'''
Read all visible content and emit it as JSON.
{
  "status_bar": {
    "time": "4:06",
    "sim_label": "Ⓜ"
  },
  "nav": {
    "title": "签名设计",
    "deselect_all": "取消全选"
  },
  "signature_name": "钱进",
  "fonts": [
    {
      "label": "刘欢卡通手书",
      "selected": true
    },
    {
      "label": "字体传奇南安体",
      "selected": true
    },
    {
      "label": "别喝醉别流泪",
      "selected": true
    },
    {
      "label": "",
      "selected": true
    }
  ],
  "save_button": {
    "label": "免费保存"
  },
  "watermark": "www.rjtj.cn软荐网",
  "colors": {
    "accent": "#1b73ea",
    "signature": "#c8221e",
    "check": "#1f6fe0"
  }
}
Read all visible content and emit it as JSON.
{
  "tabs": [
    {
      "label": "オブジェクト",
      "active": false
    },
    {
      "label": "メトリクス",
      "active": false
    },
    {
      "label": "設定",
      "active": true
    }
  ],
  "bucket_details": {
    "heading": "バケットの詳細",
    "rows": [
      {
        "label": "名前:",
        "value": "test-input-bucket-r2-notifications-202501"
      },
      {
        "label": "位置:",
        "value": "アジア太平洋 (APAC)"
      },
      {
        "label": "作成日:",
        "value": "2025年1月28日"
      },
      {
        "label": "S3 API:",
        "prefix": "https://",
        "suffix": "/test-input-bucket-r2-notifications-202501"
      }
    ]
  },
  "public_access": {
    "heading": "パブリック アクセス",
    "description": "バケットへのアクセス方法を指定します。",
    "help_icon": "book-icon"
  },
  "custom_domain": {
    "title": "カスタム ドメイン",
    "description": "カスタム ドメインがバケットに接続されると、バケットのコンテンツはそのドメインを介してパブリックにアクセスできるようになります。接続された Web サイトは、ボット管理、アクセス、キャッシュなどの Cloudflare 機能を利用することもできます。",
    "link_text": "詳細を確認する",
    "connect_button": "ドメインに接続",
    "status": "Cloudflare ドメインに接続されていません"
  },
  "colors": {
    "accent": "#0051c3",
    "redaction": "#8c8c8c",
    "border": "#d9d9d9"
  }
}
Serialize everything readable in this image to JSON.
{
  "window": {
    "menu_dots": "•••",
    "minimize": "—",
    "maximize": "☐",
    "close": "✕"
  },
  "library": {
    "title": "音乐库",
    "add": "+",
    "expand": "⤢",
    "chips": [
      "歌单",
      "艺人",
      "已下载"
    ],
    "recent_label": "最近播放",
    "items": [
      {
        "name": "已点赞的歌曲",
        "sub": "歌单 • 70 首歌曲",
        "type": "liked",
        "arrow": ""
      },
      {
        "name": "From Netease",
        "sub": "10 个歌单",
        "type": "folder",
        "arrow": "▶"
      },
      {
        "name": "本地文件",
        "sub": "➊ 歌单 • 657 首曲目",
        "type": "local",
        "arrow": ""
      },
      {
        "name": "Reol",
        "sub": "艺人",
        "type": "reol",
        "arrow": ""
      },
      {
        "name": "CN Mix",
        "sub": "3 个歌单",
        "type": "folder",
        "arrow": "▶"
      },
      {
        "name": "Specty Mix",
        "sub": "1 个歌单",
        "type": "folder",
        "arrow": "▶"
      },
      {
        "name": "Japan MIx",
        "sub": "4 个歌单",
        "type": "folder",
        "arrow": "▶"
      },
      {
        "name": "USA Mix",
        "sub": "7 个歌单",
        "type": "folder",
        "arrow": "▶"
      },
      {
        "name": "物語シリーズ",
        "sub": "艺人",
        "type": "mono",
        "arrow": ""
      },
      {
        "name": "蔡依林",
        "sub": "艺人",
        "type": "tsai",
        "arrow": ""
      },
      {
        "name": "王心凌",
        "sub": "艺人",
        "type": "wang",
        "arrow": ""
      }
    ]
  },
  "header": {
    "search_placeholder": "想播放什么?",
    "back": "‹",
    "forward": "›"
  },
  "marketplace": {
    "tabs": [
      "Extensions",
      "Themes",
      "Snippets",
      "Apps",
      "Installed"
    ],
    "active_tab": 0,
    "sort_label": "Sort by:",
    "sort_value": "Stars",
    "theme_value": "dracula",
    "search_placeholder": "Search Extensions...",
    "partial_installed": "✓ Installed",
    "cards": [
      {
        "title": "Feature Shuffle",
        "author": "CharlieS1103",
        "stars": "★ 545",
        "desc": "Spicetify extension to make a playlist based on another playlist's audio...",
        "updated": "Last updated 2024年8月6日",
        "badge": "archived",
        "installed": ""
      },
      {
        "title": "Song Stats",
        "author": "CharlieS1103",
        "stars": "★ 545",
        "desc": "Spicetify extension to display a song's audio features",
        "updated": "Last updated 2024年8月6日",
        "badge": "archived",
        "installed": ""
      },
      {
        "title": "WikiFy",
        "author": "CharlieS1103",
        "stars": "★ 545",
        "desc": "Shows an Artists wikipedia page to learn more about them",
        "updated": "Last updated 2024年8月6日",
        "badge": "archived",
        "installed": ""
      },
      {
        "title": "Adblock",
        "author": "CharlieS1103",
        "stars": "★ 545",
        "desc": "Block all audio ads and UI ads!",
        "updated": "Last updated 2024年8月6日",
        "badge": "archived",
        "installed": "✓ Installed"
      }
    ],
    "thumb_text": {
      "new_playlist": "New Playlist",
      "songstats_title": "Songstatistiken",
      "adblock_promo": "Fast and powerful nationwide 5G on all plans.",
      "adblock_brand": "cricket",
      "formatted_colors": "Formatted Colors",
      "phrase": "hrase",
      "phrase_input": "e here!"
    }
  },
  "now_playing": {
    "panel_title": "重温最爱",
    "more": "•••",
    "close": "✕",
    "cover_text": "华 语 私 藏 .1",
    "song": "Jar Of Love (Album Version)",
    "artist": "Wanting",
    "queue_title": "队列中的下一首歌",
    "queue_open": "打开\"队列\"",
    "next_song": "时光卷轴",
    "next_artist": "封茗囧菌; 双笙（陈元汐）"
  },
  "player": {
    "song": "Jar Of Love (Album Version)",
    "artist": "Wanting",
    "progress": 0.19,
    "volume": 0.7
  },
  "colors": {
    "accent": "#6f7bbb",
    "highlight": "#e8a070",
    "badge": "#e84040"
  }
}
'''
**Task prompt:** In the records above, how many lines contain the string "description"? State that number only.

**Answer area:** 2